In September 2017, Banaras Hindu University (BHU) was shaken by widespread student protests that catapulted the institution onto the national stage.
Last year, in September, thousands of students, especially girls, spoke up in protest when a BHU student was molested by three men on campus. When the girl went to the proctor and warden to file a complaint, they refused to act on her claims, instead blaming her for the incident. Angry at this response, students started protesting to demand a safer and more democratic campus for themselves.
This was something of a historical moment for BHU as it was the first time that female students left their hostels at night and came out in such large numbers to gather at the university’s main gate.
However, this peaceful protest took a violent turn when protestors were lathi charged by the police. Several girls were badly injured. After this brutal act, BHU students got support from other campuses across the country and many other activists and civil society members. The protestors cause struck a nation-wide chord, giving rise to several solidarity protests in different parts of India.
All this led the vice chancellor, G.C. Tripathi, going on indefinite leave. The matter was eventually handed over to a committee headed by former high court judge V.K. Dikshit, who released a report on the committee’s findings on 25 April 2018. The report gave a clean chit to Tripathi and said the protest was “politicised and sponsored”.
The report’s release was followed by BHU’s newly appointed proctor, Royana Singh, appearing on a TV news channel to declare that the protests were sponsored and that students had distributed pizzas and burgers during the protest.
After the statement aired, students who had participated in the protest, including those who’d been injured in the lathi charge, went to the proctor’s office on May 2, but she refused to meet them. The students claimed that Singh had maligned the protest by labelling it sponsored.
The next day, Singh lodged complaints against the students with the police and also constituted a standing committee to probe the matter. Surprisingly, the proctor herself was part of the committee, despite being the complainant.
While the police cleared the students of any charges, BHU’s standing committee found some students guilty and has debarred them from the university.
One of the debarred students, Aparna Sanjay, a third year student from the Mahila Maha Vidhyalaya said, “When we demanded safety and justice for us in September, we got lathis and when we went to talk to the chief proctor who maligned our protest, then the false charges were put against us and we got debarred from the university. Instead of taking action on the accused, the administration is harassing its own students who raised their voice against injustice.”
Sanjay’s hostel seat was cancelled, with the official reason given that she was sitting on a dharna.

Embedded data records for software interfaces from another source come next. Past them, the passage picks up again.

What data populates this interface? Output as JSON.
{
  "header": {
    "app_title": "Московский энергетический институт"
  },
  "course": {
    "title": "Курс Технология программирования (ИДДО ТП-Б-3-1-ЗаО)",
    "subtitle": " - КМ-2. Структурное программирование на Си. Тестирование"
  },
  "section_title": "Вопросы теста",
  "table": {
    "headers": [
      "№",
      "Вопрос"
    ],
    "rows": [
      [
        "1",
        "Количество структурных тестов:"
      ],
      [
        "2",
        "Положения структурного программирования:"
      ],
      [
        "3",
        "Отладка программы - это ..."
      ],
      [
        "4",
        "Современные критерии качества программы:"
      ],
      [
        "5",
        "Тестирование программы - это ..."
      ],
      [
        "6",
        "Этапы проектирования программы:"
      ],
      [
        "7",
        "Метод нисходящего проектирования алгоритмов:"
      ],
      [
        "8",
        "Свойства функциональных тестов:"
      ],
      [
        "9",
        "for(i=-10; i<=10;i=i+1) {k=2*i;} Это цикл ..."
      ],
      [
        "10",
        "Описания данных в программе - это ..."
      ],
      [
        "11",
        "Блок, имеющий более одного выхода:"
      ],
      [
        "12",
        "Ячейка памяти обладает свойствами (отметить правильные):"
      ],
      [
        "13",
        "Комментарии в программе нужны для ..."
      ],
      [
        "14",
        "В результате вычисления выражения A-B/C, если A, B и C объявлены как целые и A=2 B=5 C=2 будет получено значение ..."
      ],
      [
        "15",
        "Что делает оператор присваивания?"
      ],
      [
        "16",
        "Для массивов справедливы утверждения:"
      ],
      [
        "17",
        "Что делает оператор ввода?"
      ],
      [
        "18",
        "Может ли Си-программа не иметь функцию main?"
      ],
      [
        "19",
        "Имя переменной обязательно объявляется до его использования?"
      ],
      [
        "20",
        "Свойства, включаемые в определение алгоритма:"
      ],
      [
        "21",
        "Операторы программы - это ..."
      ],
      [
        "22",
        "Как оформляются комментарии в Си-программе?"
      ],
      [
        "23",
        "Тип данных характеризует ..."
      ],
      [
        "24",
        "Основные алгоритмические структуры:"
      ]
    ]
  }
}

Shubham Ahake, also debarred, said, “I come from an Adivasi community and it has been really challenging for me to come BHU for my studies. It is painful for me that just because I raised my voice against sexual harassment in the campus, I won’t be able to continue my studies.” He added, “This is really unfortunate and is an undemocratic action taken by the BHU administration.”
On the debarring, BHU’s public relations officer, Rajesh Singh, said, “There is no space of protests or dharnas in our campus.” He refused to say anything on the police report. Only adding that the “administration will go according to the report of the standing committee.”
He further added, “if the students apologise and give undertaking of not being part of any protest and demonstration in future, the university will not punish them.”
Despite the issue being brought up in parliament, the university’s administration does not seem like it will budge from its decision.
As a former BHU student, I have always felt that the administration is regressive and patriarchal, and maintains a highly undemocratic atmosphere on campus. If the university is indeed a space for knowledge gathering and creation, then why are students being deprived of their right to do so?